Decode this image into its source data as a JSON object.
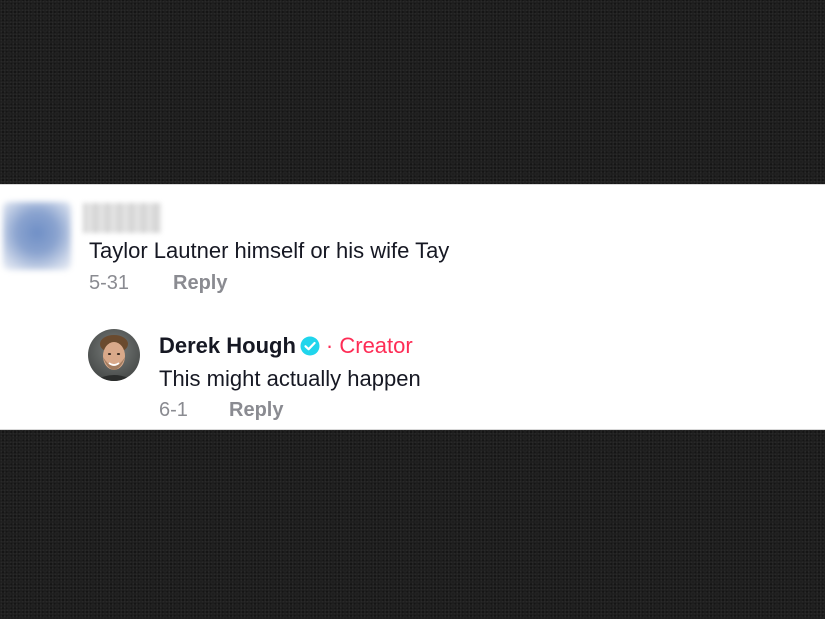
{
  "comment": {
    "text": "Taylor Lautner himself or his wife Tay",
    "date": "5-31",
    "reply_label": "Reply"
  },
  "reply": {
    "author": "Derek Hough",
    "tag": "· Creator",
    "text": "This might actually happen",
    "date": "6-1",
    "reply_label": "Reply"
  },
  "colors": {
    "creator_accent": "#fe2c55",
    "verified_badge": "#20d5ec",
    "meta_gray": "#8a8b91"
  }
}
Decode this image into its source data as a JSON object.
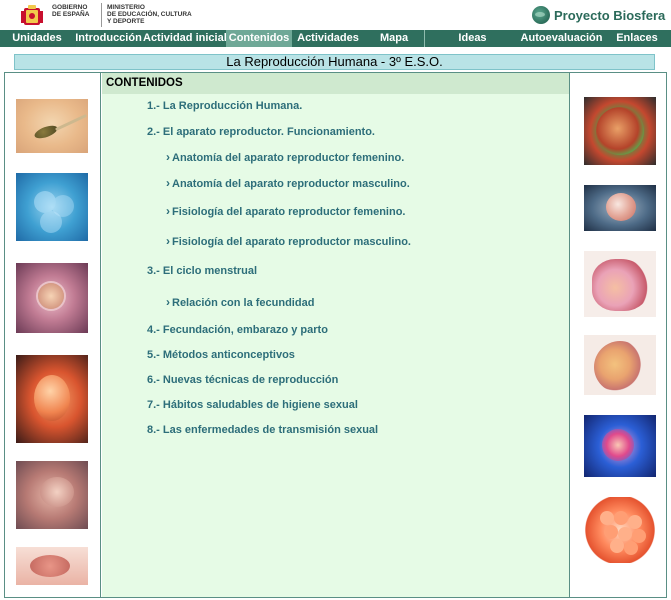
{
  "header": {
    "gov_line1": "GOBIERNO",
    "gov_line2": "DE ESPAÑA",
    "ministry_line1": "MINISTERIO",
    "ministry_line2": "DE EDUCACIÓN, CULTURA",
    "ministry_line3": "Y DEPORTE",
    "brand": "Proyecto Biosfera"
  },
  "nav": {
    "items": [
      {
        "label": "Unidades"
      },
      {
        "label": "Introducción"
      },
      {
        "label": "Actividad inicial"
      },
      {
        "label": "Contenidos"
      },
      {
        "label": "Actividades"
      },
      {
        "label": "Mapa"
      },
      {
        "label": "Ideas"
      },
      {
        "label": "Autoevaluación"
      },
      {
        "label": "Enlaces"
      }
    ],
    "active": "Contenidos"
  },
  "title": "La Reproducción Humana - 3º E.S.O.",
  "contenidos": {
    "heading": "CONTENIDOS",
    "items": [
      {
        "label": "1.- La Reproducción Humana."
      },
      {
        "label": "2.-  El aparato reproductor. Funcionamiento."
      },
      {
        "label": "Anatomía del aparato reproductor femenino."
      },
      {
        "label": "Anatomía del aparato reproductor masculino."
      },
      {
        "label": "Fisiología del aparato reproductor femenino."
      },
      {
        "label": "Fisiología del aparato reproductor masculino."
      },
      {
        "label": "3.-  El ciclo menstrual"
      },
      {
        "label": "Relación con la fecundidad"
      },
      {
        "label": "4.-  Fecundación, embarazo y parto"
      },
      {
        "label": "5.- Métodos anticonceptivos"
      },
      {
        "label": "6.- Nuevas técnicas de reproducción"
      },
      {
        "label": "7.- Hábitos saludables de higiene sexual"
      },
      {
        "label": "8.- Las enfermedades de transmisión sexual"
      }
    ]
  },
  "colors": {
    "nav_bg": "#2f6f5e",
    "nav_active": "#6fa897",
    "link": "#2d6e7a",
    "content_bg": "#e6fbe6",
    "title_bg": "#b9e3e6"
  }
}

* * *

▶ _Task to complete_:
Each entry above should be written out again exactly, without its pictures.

▶ _Completed task_:
Decode this image into its source data as a JSON object.
{
  "comment": {
    "text": "Taylor Lautner himself or his wife Tay",
    "date": "5-31",
    "reply_label": "Reply"
  },
  "reply": {
    "author": "Derek Hough",
    "tag": "· Creator",
    "text": "This might actually happen",
    "date": "6-1",
    "reply_label": "Reply"
  },
  "colors": {
    "creator_accent": "#fe2c55",
    "verified_badge": "#20d5ec",
    "meta_gray": "#8a8b91"
  }
}
Decode this image into its source data as a JSON object.
{
  "header": {
    "gov_line1": "GOBIERNO",
    "gov_line2": "DE ESPAÑA",
    "ministry_line1": "MINISTERIO",
    "ministry_line2": "DE EDUCACIÓN, CULTURA",
    "ministry_line3": "Y DEPORTE",
    "brand": "Proyecto Biosfera"
  },
  "nav": {
    "items": [
      {
        "label": "Unidades"
      },
      {
        "label": "Introducción"
      },
      {
        "label": "Actividad inicial"
      },
      {
        "label": "Contenidos"
      },
      {
        "label": "Actividades"
      },
      {
        "label": "Mapa"
      },
      {
        "label": "Ideas"
      },
      {
        "label": "Autoevaluación"
      },
      {
        "label": "Enlaces"
      }
    ],
    "active": "Contenidos"
  },
  "title": "La Reproducción Humana - 3º E.S.O.",
  "contenidos": {
    "heading": "CONTENIDOS",
    "items": [
      {
        "label": "1.- La Reproducción Humana."
      },
      {
        "label": "2.-  El aparato reproductor. Funcionamiento."
      },
      {
        "label": "Anatomía del aparato reproductor femenino."
      },
      {
        "label": "Anatomía del aparato reproductor masculino."
      },
      {
        "label": "Fisiología del aparato reproductor femenino."
      },
      {
        "label": "Fisiología del aparato reproductor masculino."
      },
      {
        "label": "3.-  El ciclo menstrual"
      },
      {
        "label": "Relación con la fecundidad"
      },
      {
        "label": "4.-  Fecundación, embarazo y parto"
      },
      {
        "label": "5.- Métodos anticonceptivos"
      },
      {
        "label": "6.- Nuevas técnicas de reproducción"
      },
      {
        "label": "7.- Hábitos saludables de higiene sexual"
      },
      {
        "label": "8.- Las enfermedades de transmisión sexual"
      }
    ]
  },
  "colors": {
    "nav_bg": "#2f6f5e",
    "nav_active": "#6fa897",
    "link": "#2d6e7a",
    "content_bg": "#e6fbe6",
    "title_bg": "#b9e3e6"
  }
}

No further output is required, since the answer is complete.